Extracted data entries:

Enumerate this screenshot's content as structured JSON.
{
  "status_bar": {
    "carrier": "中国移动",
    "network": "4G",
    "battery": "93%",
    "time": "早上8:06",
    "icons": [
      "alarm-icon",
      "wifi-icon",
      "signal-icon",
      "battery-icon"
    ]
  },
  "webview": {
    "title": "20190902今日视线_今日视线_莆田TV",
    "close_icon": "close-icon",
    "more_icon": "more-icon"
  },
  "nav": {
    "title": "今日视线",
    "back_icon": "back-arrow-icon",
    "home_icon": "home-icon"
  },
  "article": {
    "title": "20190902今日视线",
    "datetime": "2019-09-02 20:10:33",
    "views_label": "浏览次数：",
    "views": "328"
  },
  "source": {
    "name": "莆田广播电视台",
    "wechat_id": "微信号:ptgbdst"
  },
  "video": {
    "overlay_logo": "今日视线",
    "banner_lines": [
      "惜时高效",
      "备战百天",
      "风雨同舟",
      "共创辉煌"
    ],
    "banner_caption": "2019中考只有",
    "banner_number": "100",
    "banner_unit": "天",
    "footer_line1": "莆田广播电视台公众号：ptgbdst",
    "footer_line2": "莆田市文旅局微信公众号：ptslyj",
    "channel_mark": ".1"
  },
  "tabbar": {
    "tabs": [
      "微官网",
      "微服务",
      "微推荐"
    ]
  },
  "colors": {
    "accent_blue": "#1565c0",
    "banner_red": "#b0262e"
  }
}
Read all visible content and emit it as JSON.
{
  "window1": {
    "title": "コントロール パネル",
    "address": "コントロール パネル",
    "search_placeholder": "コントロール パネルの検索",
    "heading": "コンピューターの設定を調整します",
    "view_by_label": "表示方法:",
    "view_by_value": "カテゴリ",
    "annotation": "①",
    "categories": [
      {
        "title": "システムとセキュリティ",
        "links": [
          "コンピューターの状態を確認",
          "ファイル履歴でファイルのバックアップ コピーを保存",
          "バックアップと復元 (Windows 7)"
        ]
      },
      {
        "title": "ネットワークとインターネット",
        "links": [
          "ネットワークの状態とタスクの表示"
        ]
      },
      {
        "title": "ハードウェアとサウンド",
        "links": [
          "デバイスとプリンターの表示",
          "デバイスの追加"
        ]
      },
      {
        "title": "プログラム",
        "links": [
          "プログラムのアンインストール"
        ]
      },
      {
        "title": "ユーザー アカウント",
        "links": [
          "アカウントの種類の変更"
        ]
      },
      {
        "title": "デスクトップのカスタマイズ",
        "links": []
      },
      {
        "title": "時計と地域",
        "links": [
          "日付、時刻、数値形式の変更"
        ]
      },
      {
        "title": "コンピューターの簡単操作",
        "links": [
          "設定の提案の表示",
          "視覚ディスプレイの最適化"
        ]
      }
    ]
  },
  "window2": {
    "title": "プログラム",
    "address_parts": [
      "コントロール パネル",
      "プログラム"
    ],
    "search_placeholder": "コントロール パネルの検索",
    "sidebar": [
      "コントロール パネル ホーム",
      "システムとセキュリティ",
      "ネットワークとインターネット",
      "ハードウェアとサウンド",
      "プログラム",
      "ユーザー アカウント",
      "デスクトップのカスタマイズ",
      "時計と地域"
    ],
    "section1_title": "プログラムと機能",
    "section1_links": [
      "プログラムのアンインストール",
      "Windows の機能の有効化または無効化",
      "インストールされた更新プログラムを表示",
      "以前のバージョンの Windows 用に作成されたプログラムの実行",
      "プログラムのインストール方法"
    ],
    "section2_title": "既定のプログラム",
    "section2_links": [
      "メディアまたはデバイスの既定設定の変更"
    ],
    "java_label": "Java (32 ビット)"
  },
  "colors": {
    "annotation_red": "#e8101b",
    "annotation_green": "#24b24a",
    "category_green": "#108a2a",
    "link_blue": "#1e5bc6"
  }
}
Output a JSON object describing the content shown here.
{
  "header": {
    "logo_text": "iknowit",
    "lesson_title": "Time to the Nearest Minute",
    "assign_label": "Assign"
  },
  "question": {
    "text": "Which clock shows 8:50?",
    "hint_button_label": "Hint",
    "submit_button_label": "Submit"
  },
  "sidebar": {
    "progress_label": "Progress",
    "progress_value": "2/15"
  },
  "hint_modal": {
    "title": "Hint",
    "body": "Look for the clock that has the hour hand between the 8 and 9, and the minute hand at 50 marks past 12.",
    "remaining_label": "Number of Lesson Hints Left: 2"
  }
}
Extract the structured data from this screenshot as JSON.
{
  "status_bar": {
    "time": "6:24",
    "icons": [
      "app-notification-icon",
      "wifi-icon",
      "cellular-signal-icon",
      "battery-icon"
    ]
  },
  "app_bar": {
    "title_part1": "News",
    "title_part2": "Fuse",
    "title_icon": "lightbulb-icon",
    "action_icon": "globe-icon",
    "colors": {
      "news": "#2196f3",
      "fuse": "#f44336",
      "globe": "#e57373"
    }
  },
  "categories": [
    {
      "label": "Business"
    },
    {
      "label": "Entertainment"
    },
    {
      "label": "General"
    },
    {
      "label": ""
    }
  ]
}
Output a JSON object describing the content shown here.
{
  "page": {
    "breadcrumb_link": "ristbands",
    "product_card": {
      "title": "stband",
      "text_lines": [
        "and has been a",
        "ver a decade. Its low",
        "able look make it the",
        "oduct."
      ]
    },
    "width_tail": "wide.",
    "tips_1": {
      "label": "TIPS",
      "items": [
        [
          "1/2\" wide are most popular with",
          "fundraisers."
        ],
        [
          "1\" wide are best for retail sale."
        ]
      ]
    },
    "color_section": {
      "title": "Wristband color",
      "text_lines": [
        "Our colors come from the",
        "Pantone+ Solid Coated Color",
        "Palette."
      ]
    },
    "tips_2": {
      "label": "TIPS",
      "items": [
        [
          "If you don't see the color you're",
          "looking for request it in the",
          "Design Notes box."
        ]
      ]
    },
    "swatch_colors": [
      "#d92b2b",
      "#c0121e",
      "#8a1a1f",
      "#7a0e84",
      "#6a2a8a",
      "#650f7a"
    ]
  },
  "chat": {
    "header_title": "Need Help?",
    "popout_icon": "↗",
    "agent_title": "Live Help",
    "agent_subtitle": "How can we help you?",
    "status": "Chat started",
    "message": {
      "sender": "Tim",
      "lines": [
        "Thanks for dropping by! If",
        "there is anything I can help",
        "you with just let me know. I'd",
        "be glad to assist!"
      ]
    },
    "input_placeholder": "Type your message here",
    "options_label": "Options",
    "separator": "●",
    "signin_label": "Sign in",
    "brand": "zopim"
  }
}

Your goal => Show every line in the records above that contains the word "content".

Answer below =>
Enumerate this screenshot's content as structured JSON.
Read all visible content and emit it as JSON.
Output a JSON object describing the content shown here.
Output a JSON object describing the content shown here.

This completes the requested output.